I love the look of classic Bentleys, and this Revell 1/24 1930 4.5L LeMans Racer showed off a great deal of detail in the engine and interior.

The sight of a Ferrari stops us in our tracks, am I right?. Here's a gorgeous Hasegawa 1/24 Ferrari 250 Testa Rossa as seen in a 1959 SCCA race. If the paint looks flawed you have to have read the modeler's comments on the entry form: "I didn't go crazy on the finish, because the car was painted with laquer that wasn't rubbed out to perfection."

Here's a tiny -- we're talking 1/4828 scale folks -- scratchbuilt World Trade Center. It was made from laser-etched stainless steel with the supporting buildings ABS plastic.

From steel to wood with this scratchbuilt 1/48 canoe made from basswood.

The ship categories didn't seem to have as many entries as prior years, but there were some very nice builds nonetheless. This Dragon 1/350 USS Benson caught my eye.

The most stunning ship entry was this Trumpeter 1/350 HMS Queen Elizabeth.

The nastiest thing I saw at the show, this kit on one of the vendors table covered with a thick, green mold. This is NOT something you want to bring into your home!

Thursday, April 2, 2015

The elusive relaxing build

This month's topic from the Sprue Cutters Union is, "What subject relaxes you the most?"

Funny you should ask. After a few hours in the workshop I often find myself grumbling that I need to find a relaxing hobby.

While I say that in jest, it does have an element of truth to it. Our hobby, this supposedly relaxing hobby, is full of small, stressful moments where one task, one part, one brushstroke can be the difference between success or disaster. It's that moment when you remove the masking from your canopy hoping the paint didn't seep beneath it. That moment you attach that length of link-by-link track to your tank and hope that it fits perfectly as it did yesterday. That moment when you carefully attach a the railing to a 1/700 scale destroyer and hope you don't get super glue everywhere. I'd bet that each of us experiences a heart rate that rivals that of any marathon runner as he approaches the finish line. Well, almost.

I gotta be honest with you and my fellow Union members. I can't think of a single model that offers me a truly "stress-free" experience. Every one of them comes with its share of challenges and stress. That said, I generally enjoy 95 percent of the modeling, painting, and weathering process; the remaining 5 percent I struggle to overcome and master, even after 30 years in the hobby and dozens of builds under my belt. I'm not there yet, though I hope to be some day.

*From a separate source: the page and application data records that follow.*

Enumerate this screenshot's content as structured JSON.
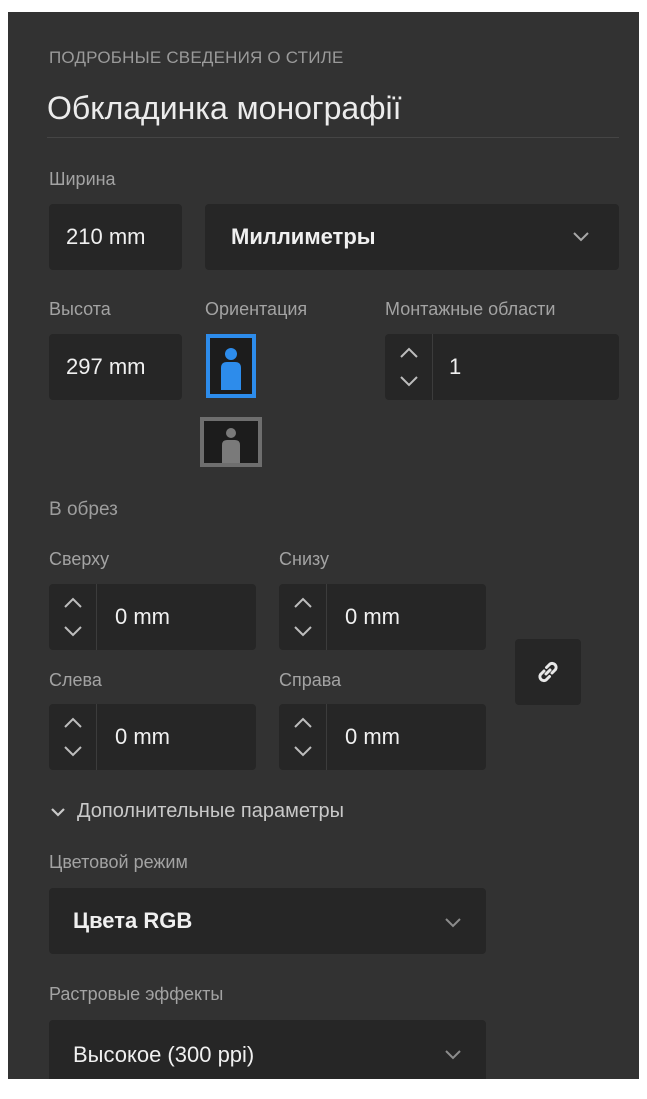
{
  "header": {
    "eyebrow": "ПОДРОБНЫЕ СВЕДЕНИЯ О СТИЛЕ",
    "title": "Обкладинка монографії"
  },
  "size": {
    "width_label": "Ширина",
    "width_value": "210 mm",
    "units_value": "Миллиметры",
    "height_label": "Высота",
    "height_value": "297 mm",
    "orientation_label": "Ориентация",
    "orientation_selected": "portrait",
    "artboards_label": "Монтажные области",
    "artboards_value": "1"
  },
  "bleed": {
    "section_label": "В обрез",
    "top_label": "Сверху",
    "top_value": "0 mm",
    "bottom_label": "Снизу",
    "bottom_value": "0 mm",
    "left_label": "Слева",
    "left_value": "0 mm",
    "right_label": "Справа",
    "right_value": "0 mm",
    "link_icon": "link-icon"
  },
  "advanced": {
    "toggle_label": "Дополнительные параметры",
    "color_mode_label": "Цветовой режим",
    "color_mode_value": "Цвета RGB",
    "raster_label": "Растровые эффекты",
    "raster_value": "Высокое (300 ppi)"
  },
  "colors": {
    "panel_bg": "#323232",
    "field_bg": "#262626",
    "accent": "#2d8ceb"
  }
}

In the meantime, when I want to enjoy something that's truly stress-free, I cook up a pot of risotto. I've mastered that and enjoy preparing it for friends. Maybe I should take some to the Nats in July for my readers!

1:1 scale risotto and shrimp; asparagus with pancetta and mushrooms.
Catch up with other members' responses to this month's topic here.